The FlightGear scenery is displayed on the screen by rendering each of the triangles that makes up the surface with a texture, and placing random trees and objects on the surface. This Howto describes how to change the appearance of the scenery by modifying the texture, and configuring the objects that appear.
Each triangle has a defined "material", the landclass assigned to it by the scenery building process. The mapping of that material to a set of textures and objects is defined in the materials.xml file, found under the Materials directory.
Currently there are two sets of materials you can use - the default set (defined in Materials/default/materials.xml), and a DDS set that takes advantage of pre-generated mipmaps of the dds texture format (defined in Materials/dds/materials.xml). Both of these make used of fragments of xml found under Materials/base/.
Definitions of the various XML tags can be found in Docs/README.materials.
Creating Object Masks
Object masks allow you to define where on the surface of the material random vegetation and buildings should be placed, relative to the texture itself. The object mask works by using the 3 colors (red, blue and green) to define whether a tree or building may be placed at a given location, and the rotation of the building. The colors are used as follows: - Red defines the Rotation of a building - Blue defines whether a random building can be placed at the location - Green defines whether random vegetation can be placed at the location.
The process to create an object mask and configure materials.xml to use it is straightforward.
- First, we need to identify the texture you want to edit.
- Open the materials.xml files using a text editor.
- Search for the material type you want to change by the <name> tag.
- Look for the <texture> tag to identify the textures used for the material. In complicated cases, there may be a <texture-set> defines for shader effects. In this case, look for the first <texture> listed inside that tag.
- Next we need to create the object mask itself.
- Open the texture for which you wish to create an object mask
- Resize the texture to 256x256. This is because the object mask doesn't need to be very large.
- Save the texture to a new file, so you don't risk over-writing your existing texture.
- Create a new Black layer on top of the texture, then adjust the opacity of the layer so you can see the texture underneath.

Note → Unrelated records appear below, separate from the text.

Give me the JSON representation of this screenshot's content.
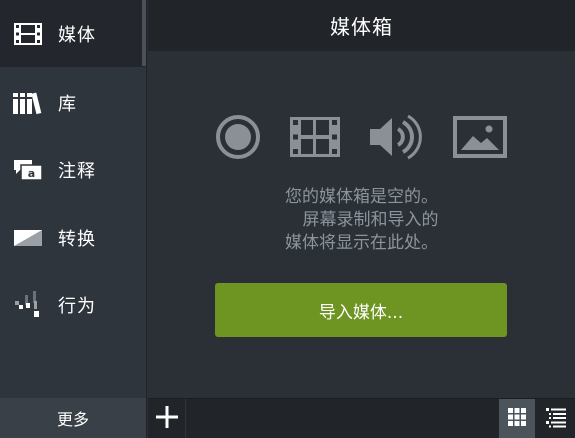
{
  "sidebar": {
    "items": [
      {
        "label": "媒体",
        "icon": "film-icon"
      },
      {
        "label": "库",
        "icon": "library-books-icon"
      },
      {
        "label": "注释",
        "icon": "annotation-bubble-icon"
      },
      {
        "label": "转换",
        "icon": "transition-icon"
      },
      {
        "label": "行为",
        "icon": "behavior-icon"
      }
    ],
    "more_label": "更多"
  },
  "main": {
    "title": "媒体箱",
    "empty_message": {
      "line1": "您的媒体箱是空的。",
      "line2": "屏幕录制和导入的",
      "line3": "媒体将显示在此处。"
    },
    "import_button_label": "导入媒体..."
  },
  "colors": {
    "accent_green": "#6e9422",
    "sidebar_bg": "#2f353c",
    "main_bg": "#2a3036",
    "header_bg": "#212529",
    "icon_gray": "#8a9096"
  }
}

- Edit the green channel. This will mean you'll only paint green colour to add forests.
- Using a brush colour in all the areas where you want trees to be placed in green. It may be useful to have another copy of the original texture open so you can easily tell which areas need to be coloured in.
- Now edit the blue channel (for Buildings).
- Using a brush pain in all the places you want buildings to be placed.
- Finally edit the red channel (for building rotation)
- Using different densities of red, colour over the buildings to indicate the rotation you want them to have (relative to North). This is the trickiest part, as you will need to work out the angle you want to have your buildings rotate by, for which having another copy of the original texture open helps enormously. The diagram below will help you convert from degrees to the appropriate red colour.
- Once you've finished, increase the opacity of the layer to 100%. The texture underneath should disappear, and all the areas that shouldn't have buildings or trees will turn black.
- Save the object mask as a png. The filename convention is <texture>.mask.png.
- Now we need to change materials.xml to use it.
- Edit your materials.xml in a text editor. You may want to create a copy of an existing one yourself.
- For each of the object masks you've created, add an <object-mask> tag containing the name of the object mask. This should be added underneath the material tag (rather than the <texture> or <texture-set> tag), and should be entered in the same order as the <texture-set> or <texture> entries if there is more than one.
- Now change the <heading> for any random objects to "mask". This will cause the random object generator to use the object mask to determine the heading of the object rather than using a random heading.
- You may want to increase the object density or random tree density by _reducing_ the <coverage-m2> or <wood-coverage> values.
- Save the file
- Start FG and enjoy!